## Aim of the exercise:
Say how many lines in the records hold "title". Nothing but the number should be given.

[Dataset items]
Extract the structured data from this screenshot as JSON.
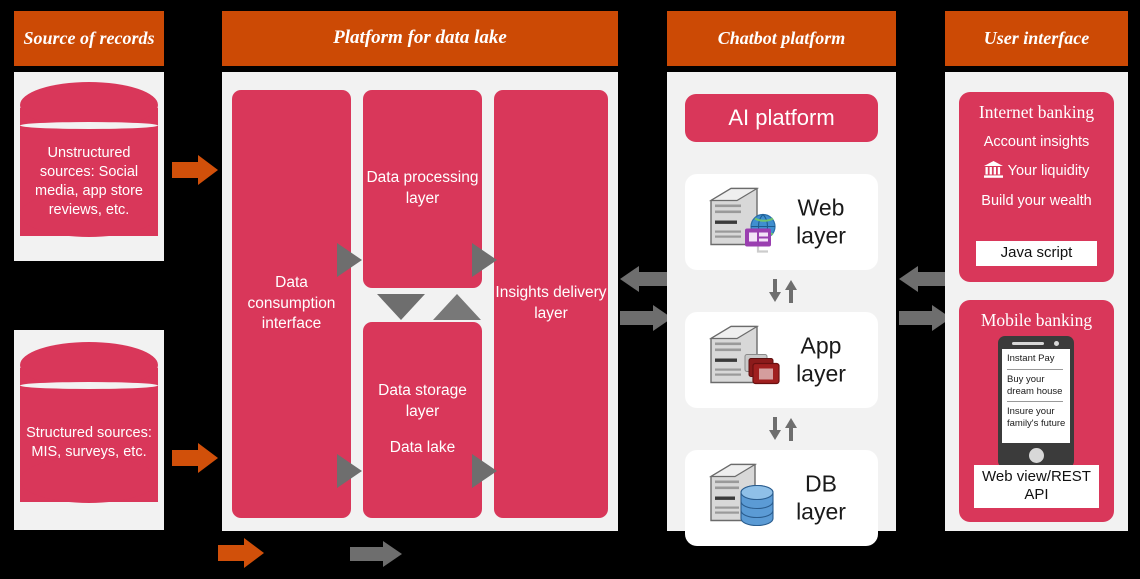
{
  "columns": {
    "source": {
      "header": "Source of records"
    },
    "platform": {
      "header": "Platform for data lake"
    },
    "chatbot": {
      "header": "Chatbot platform"
    },
    "ui": {
      "header": "User interface"
    }
  },
  "sources": {
    "unstructured": "Unstructured sources: Social media, app store reviews, etc.",
    "structured": "Structured sources: MIS, surveys, etc."
  },
  "platform": {
    "consumption": "Data consumption interface",
    "processing": "Data processing layer",
    "storage_layer": "Data storage layer",
    "storage_sub": "Data lake",
    "insights": "Insights delivery layer"
  },
  "chatbot": {
    "ai_platform": "AI platform",
    "layers": [
      {
        "label": "Web layer",
        "icon": "server-web-icon"
      },
      {
        "label": "App layer",
        "icon": "server-app-icon"
      },
      {
        "label": "DB layer",
        "icon": "server-db-icon"
      }
    ]
  },
  "ui": {
    "internet": {
      "title": "Internet banking",
      "items": [
        "Account insights",
        "Your liquidity",
        "Build your wealth"
      ],
      "chip": "Java script"
    },
    "mobile": {
      "title": "Mobile banking",
      "screen_items": [
        "Instant Pay",
        "Buy your dream house",
        "Insure your family's future"
      ],
      "chip": "Web view/REST API"
    }
  },
  "legend": {
    "orange_arrow": "data-ingestion-flow",
    "gray_arrow": "request-response-flow"
  },
  "colors": {
    "header_orange": "#CC4A05",
    "panel_gray": "#F2F2F2",
    "accent_pink": "#D9375A",
    "arrow_gray": "#6E6E6E",
    "arrow_orange": "#D1500A"
  }
}
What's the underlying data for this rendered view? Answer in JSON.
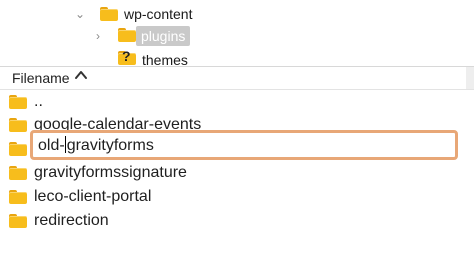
{
  "tree": {
    "items": [
      {
        "label": "wp-content",
        "icon": "folder-icon",
        "expanded": true
      },
      {
        "label": "plugins",
        "icon": "folder-icon",
        "selected": true
      },
      {
        "label": "themes",
        "icon": "question-folder-icon"
      }
    ]
  },
  "file_list": {
    "column_header": "Filename",
    "sort": "ascending",
    "rows": [
      {
        "name": ".."
      },
      {
        "name": "google-calendar-events"
      },
      {
        "name": "old-gravityforms",
        "editing": true
      },
      {
        "name": "gravityformssignature"
      },
      {
        "name": "leco-client-portal"
      },
      {
        "name": "redirection"
      }
    ]
  },
  "rename": {
    "before_caret": "old-",
    "after_caret": "gravityforms"
  },
  "colors": {
    "folder": "#f7bd1c",
    "selection": "#c9c9c9",
    "focus_ring": "#e8a777"
  }
}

## Response box:
2